Environmental activists say President Obama's nominee to oversee the nation's coal mines leaves much to be desired.
As Pennsylvania's top environmental official for mining since 2002, Joseph G. Pizarchik rarely sided with interest groups arrayed against the mining companies, argued Jan Jarrett, president of the state environmental nonprofit PennFuture, in a Monday letter to the Senate Committee on Energy and Natural Resources. The Senate panel is poised to approve Pizarchik's nomination Thursday.
"[T]hough Mr. Pizarchik formally entertains the views of coalfield residents, sporting organizations, and environmental and community groups, very rarely do those views prevail against industry lobbying or cause significant deviation from a forechosen path," Jarrett wrote. Jarrett said Pizarchik was "not the appropriate person" to lead the mining office, part of the Interior Department.
Senate Energy Committee spokesman Bill Wicker said Wednesday he understood Pizarchik's nomination was noncontroversial, meaning it is unlikely to face opposition. He said he was unaware of any concerns about Pizarchik held by the panel chairman, Sen. Jeff Bingaman (D-NM).
Pizarchik's office, the Bureau of Mining and Reclamation for the Pennsylvania Department of Environmental Protection, has drawn fire in the past for taking steps that activists and others said limited public input on controversial mining projects.

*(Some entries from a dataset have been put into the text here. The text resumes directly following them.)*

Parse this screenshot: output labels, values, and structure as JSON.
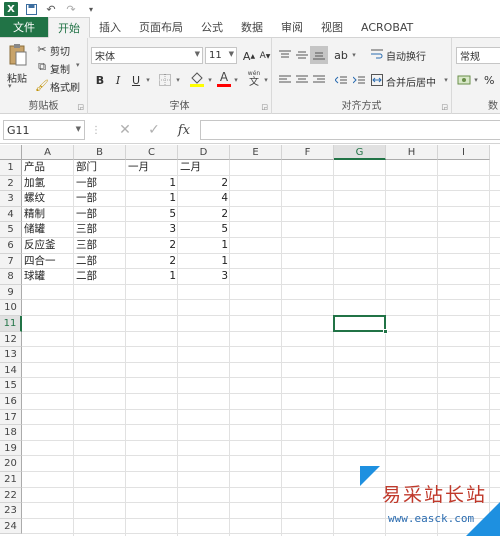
{
  "titlebar": {
    "app_icon": "X",
    "icons": [
      "save-icon",
      "undo-icon",
      "redo-icon",
      "customize-icon"
    ]
  },
  "tabs": [
    "文件",
    "开始",
    "插入",
    "页面布局",
    "公式",
    "数据",
    "审阅",
    "视图",
    "ACROBAT"
  ],
  "active_tab": "开始",
  "ribbon": {
    "clipboard": {
      "paste": "粘贴",
      "cut": "剪切",
      "copy": "复制",
      "format_painter": "格式刷",
      "label": "剪贴板"
    },
    "font": {
      "font_name": "宋体",
      "font_size": "11",
      "grow": "A",
      "shrink": "A",
      "bold": "B",
      "italic": "I",
      "underline": "U",
      "fill_color": "#ffff00",
      "font_color": "#ff0000",
      "font_color_label": "A",
      "phonetic": "wén",
      "label": "字体"
    },
    "alignment": {
      "wrap_text": "自动换行",
      "merge_center": "合并后居中",
      "label": "对齐方式"
    },
    "number": {
      "format": "常规",
      "percent": "%",
      "label": "数"
    }
  },
  "formula_bar": {
    "name_box": "G11",
    "fx": "fx",
    "value": ""
  },
  "grid": {
    "columns": [
      "A",
      "B",
      "C",
      "D",
      "E",
      "F",
      "G",
      "H",
      "I"
    ],
    "selected_column": "G",
    "rows": [
      "1",
      "2",
      "3",
      "4",
      "5",
      "6",
      "7",
      "8",
      "9",
      "10",
      "11",
      "12",
      "13",
      "14",
      "15",
      "16",
      "17",
      "18",
      "19",
      "20",
      "21",
      "22",
      "23",
      "24"
    ],
    "selected_row": "11",
    "data": [
      [
        "产品",
        "部门",
        "一月",
        "二月"
      ],
      [
        "加氢",
        "一部",
        "1",
        "2"
      ],
      [
        "螺纹",
        "一部",
        "1",
        "4"
      ],
      [
        "精制",
        "一部",
        "5",
        "2"
      ],
      [
        "储罐",
        "三部",
        "3",
        "5"
      ],
      [
        "反应釜",
        "三部",
        "2",
        "1"
      ],
      [
        "四合一",
        "二部",
        "2",
        "1"
      ],
      [
        "球罐",
        "二部",
        "1",
        "3"
      ]
    ]
  },
  "watermark": {
    "title": "易采站长站",
    "url": "www.easck.com"
  },
  "colors": {
    "excel_green": "#217346"
  }
}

In 2007, one local newspaper editorialized against a move by Pizarchik's office to hold a hearing on a mine expansion project at 1 p.m. on a weekday, when few could attend, contrary to a request from the affected city to hold the meeting in the evening. Pizarchik's office justified the move by saying it was complying with a state ban on overtime pay.
Environmentalists had protested the daytime meeting, accusing Pizarchik's office of trying to quash public input.
"In general, we encourage efforts by the state to save money, but we can think of better places to start," wrote the Washington [Penn.] Observer-Reporter. "It doesn't make much sense to advertise a public meeting and deliberately hold it at a time when most of the public would be unable to attend."
Activists also object to Pizarchik's support of disposing toxic ash from burned coal into Pennsylvania mines, which they say leads to poisoned streams and drinking water. They cite the findings of a federal panel and Pennsylvania judges that coal ash disposal projects in Pennsylvania approved by Pizarchik's office lacked necessary safeguards and monitoring.
Pennsylvania is one of the leading recipients of coal ash, a byproduct of coal-burning power plants. Over 130 million tons of the ash are generated annually, according to the Environmental Protection Agency. The ash can contain arsenic, mercury and other toxins.
"[Pizarchik] continues to insist despite volumes of evidence to the contrary that there is no evidence of degradation to water from coal ash in any Pennsylvania mine," wrote Eric Shaffer, of the Environmental Integrity Project, to the Senate panel Wednesday.
Pizarchik's office referred all inquiries to the Interior Department. In an emailed response to questions, Interior spokeswoman Kendra Barkoff called Pitzarchik "highly qualified" for the post to which he has been picked, having led a "lifetime dedicated to balanced, innovative natural resource management."